**Task**
Return each entry word for word, without its pictures.

Items listed in a dataset
>>

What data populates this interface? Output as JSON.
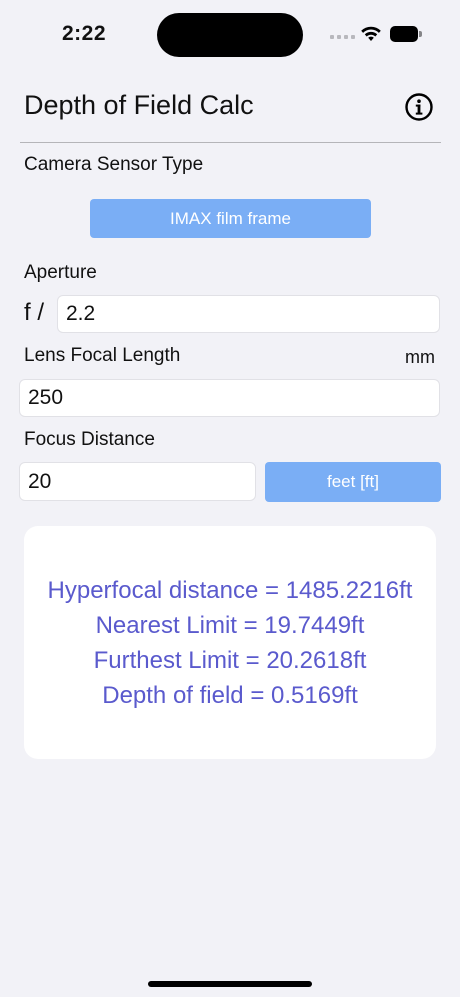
{
  "status_bar": {
    "time": "2:22"
  },
  "nav": {
    "title": "Depth of Field Calc",
    "info_icon": "info-circle-icon"
  },
  "sensor": {
    "label": "Camera Sensor Type",
    "button_label": "IMAX film frame"
  },
  "aperture": {
    "label": "Aperture",
    "prefix": "f /",
    "value": "2.2"
  },
  "focal_length": {
    "label": "Lens Focal Length",
    "unit": "mm",
    "value": "250"
  },
  "focus_distance": {
    "label": "Focus Distance",
    "value": "20",
    "unit_button_label": "feet [ft]"
  },
  "results": {
    "hyperfocal": "Hyperfocal distance = 1485.2216ft",
    "nearest": "Nearest Limit = 19.7449ft",
    "furthest": "Furthest Limit = 20.2618ft",
    "depth_of_field": "Depth of field = 0.5169ft"
  },
  "colors": {
    "accent_button": "#7aaef5",
    "result_text": "#5a5acd",
    "background": "#f2f2f7"
  }
}
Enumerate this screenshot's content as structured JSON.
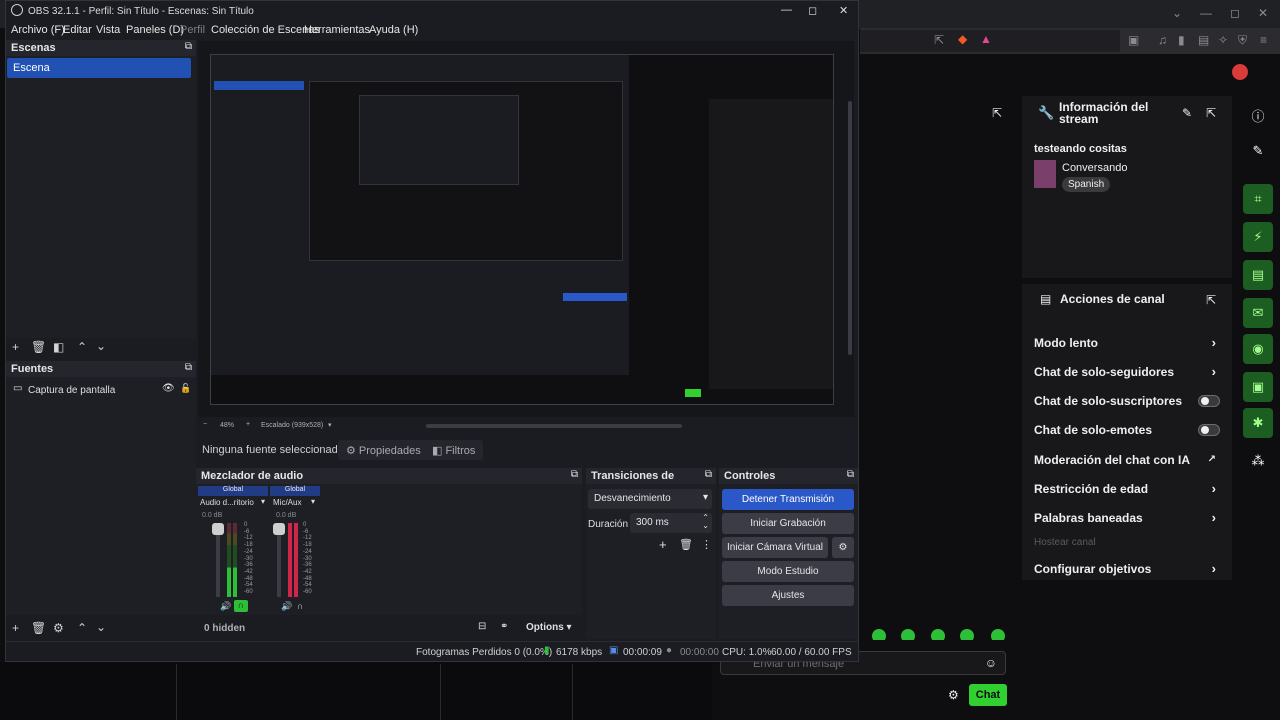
{
  "obs": {
    "title": "OBS 32.1.1 - Perfil: Sin Título - Escenas: Sin Título",
    "menu": [
      "Archivo (F)",
      "Editar",
      "Vista",
      "Paneles (D)",
      "Perfil",
      "Colección de Escenas",
      "Herramientas",
      "Ayuda (H)"
    ],
    "scenes": {
      "title": "Escenas",
      "items": [
        "Escena"
      ]
    },
    "sources": {
      "title": "Fuentes",
      "items": [
        "Captura de pantalla"
      ]
    },
    "preview_bar": {
      "zoom": "48%",
      "scale": "Escalado (939x528)"
    },
    "properties_bar": {
      "no_source": "Ninguna fuente seleccionad",
      "properties": "Propiedades",
      "filters": "Filtros"
    },
    "mixer": {
      "title": "Mezclador de audio",
      "channels": [
        {
          "tag": "Global",
          "name": "Audio d...ritorio",
          "level": "0.0 dB"
        },
        {
          "tag": "Global",
          "name": "Mic/Aux",
          "level": "0.0 dB"
        }
      ],
      "scale": [
        "0",
        "-6",
        "-12",
        "-18",
        "-24",
        "-30",
        "-36",
        "-42",
        "-48",
        "-54",
        "-60"
      ],
      "hidden": "0 hidden",
      "options": "Options"
    },
    "transitions": {
      "title": "Transiciones de escena",
      "selected": "Desvanecimiento",
      "duration_label": "Duración",
      "duration": "300 ms"
    },
    "controls": {
      "title": "Controles",
      "stop_stream": "Detener Transmisión",
      "start_recording": "Iniciar Grabación",
      "virtual_cam": "Iniciar Cámara Virtual",
      "studio_mode": "Modo Estudio",
      "settings": "Ajustes"
    },
    "status": {
      "dropped": "Fotogramas Perdidos 0 (0.0%)",
      "bitrate": "6178 kbps",
      "stream_time": "00:00:09",
      "rec_time": "00:00:00",
      "cpu": "CPU: 1.0%",
      "fps": "60.00 / 60.00 FPS"
    }
  },
  "twitch": {
    "info_panel": {
      "title": "Información del stream",
      "stream_title": "testeando cositas",
      "category": "Conversando",
      "tag": "Spanish"
    },
    "actions_panel": {
      "title": "Acciones de canal",
      "rows": [
        {
          "label": "Modo lento",
          "control": "chevron"
        },
        {
          "label": "Chat de solo-seguidores",
          "control": "chevron"
        },
        {
          "label": "Chat de solo-suscriptores",
          "control": "toggle"
        },
        {
          "label": "Chat de solo-emotes",
          "control": "toggle"
        },
        {
          "label": "Moderación del chat con IA",
          "control": "external"
        },
        {
          "label": "Restricción de edad",
          "control": "chevron"
        },
        {
          "label": "Palabras baneadas",
          "control": "chevron"
        },
        {
          "label": "Hostear canal",
          "control": "disabled"
        },
        {
          "label": "Configurar objetivos",
          "control": "chevron"
        }
      ]
    },
    "chat": {
      "placeholder": "Enviar un mensaje",
      "send": "Chat"
    }
  },
  "colors": {
    "obs_bg": "#1b1c21",
    "obs_accent": "#2b58c9",
    "twitch_bg": "#0e0e10",
    "twitch_green": "#2fd02f"
  }
}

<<

**Solution for this problem**
What data populates this interface? Output as JSON.
{
  "status_bar": {
    "time": "2:22"
  },
  "nav": {
    "title": "Depth of Field Calc",
    "info_icon": "info-circle-icon"
  },
  "sensor": {
    "label": "Camera Sensor Type",
    "button_label": "IMAX film frame"
  },
  "aperture": {
    "label": "Aperture",
    "prefix": "f /",
    "value": "2.2"
  },
  "focal_length": {
    "label": "Lens Focal Length",
    "unit": "mm",
    "value": "250"
  },
  "focus_distance": {
    "label": "Focus Distance",
    "value": "20",
    "unit_button_label": "feet [ft]"
  },
  "results": {
    "hyperfocal": "Hyperfocal distance = 1485.2216ft",
    "nearest": "Nearest Limit = 19.7449ft",
    "furthest": "Furthest Limit = 20.2618ft",
    "depth_of_field": "Depth of field = 0.5169ft"
  },
  "colors": {
    "accent_button": "#7aaef5",
    "result_text": "#5a5acd",
    "background": "#f2f2f7"
  }
}
Enumerate this screenshot's content as structured JSON.
{
  "obs": {
    "title": "OBS 32.1.1 - Perfil: Sin Título - Escenas: Sin Título",
    "menu": [
      "Archivo (F)",
      "Editar",
      "Vista",
      "Paneles (D)",
      "Perfil",
      "Colección de Escenas",
      "Herramientas",
      "Ayuda (H)"
    ],
    "scenes": {
      "title": "Escenas",
      "items": [
        "Escena"
      ]
    },
    "sources": {
      "title": "Fuentes",
      "items": [
        "Captura de pantalla"
      ]
    },
    "preview_bar": {
      "zoom": "48%",
      "scale": "Escalado (939x528)"
    },
    "properties_bar": {
      "no_source": "Ninguna fuente seleccionad",
      "properties": "Propiedades",
      "filters": "Filtros"
    },
    "mixer": {
      "title": "Mezclador de audio",
      "channels": [
        {
          "tag": "Global",
          "name": "Audio d...ritorio",
          "level": "0.0 dB"
        },
        {
          "tag": "Global",
          "name": "Mic/Aux",
          "level": "0.0 dB"
        }
      ],
      "scale": [
        "0",
        "-6",
        "-12",
        "-18",
        "-24",
        "-30",
        "-36",
        "-42",
        "-48",
        "-54",
        "-60"
      ],
      "hidden": "0 hidden",
      "options": "Options"
    },
    "transitions": {
      "title": "Transiciones de escena",
      "selected": "Desvanecimiento",
      "duration_label": "Duración",
      "duration": "300 ms"
    },
    "controls": {
      "title": "Controles",
      "stop_stream": "Detener Transmisión",
      "start_recording": "Iniciar Grabación",
      "virtual_cam": "Iniciar Cámara Virtual",
      "studio_mode": "Modo Estudio",
      "settings": "Ajustes"
    },
    "status": {
      "dropped": "Fotogramas Perdidos 0 (0.0%)",
      "bitrate": "6178 kbps",
      "stream_time": "00:00:09",
      "rec_time": "00:00:00",
      "cpu": "CPU: 1.0%",
      "fps": "60.00 / 60.00 FPS"
    }
  },
  "twitch": {
    "info_panel": {
      "title": "Información del stream",
      "stream_title": "testeando cositas",
      "category": "Conversando",
      "tag": "Spanish"
    },
    "actions_panel": {
      "title": "Acciones de canal",
      "rows": [
        {
          "label": "Modo lento",
          "control": "chevron"
        },
        {
          "label": "Chat de solo-seguidores",
          "control": "chevron"
        },
        {
          "label": "Chat de solo-suscriptores",
          "control": "toggle"
        },
        {
          "label": "Chat de solo-emotes",
          "control": "toggle"
        },
        {
          "label": "Moderación del chat con IA",
          "control": "external"
        },
        {
          "label": "Restricción de edad",
          "control": "chevron"
        },
        {
          "label": "Palabras baneadas",
          "control": "chevron"
        },
        {
          "label": "Hostear canal",
          "control": "disabled"
        },
        {
          "label": "Configurar objetivos",
          "control": "chevron"
        }
      ]
    },
    "chat": {
      "placeholder": "Enviar un mensaje",
      "send": "Chat"
    }
  },
  "colors": {
    "obs_bg": "#1b1c21",
    "obs_accent": "#2b58c9",
    "twitch_bg": "#0e0e10",
    "twitch_green": "#2fd02f"
  }
}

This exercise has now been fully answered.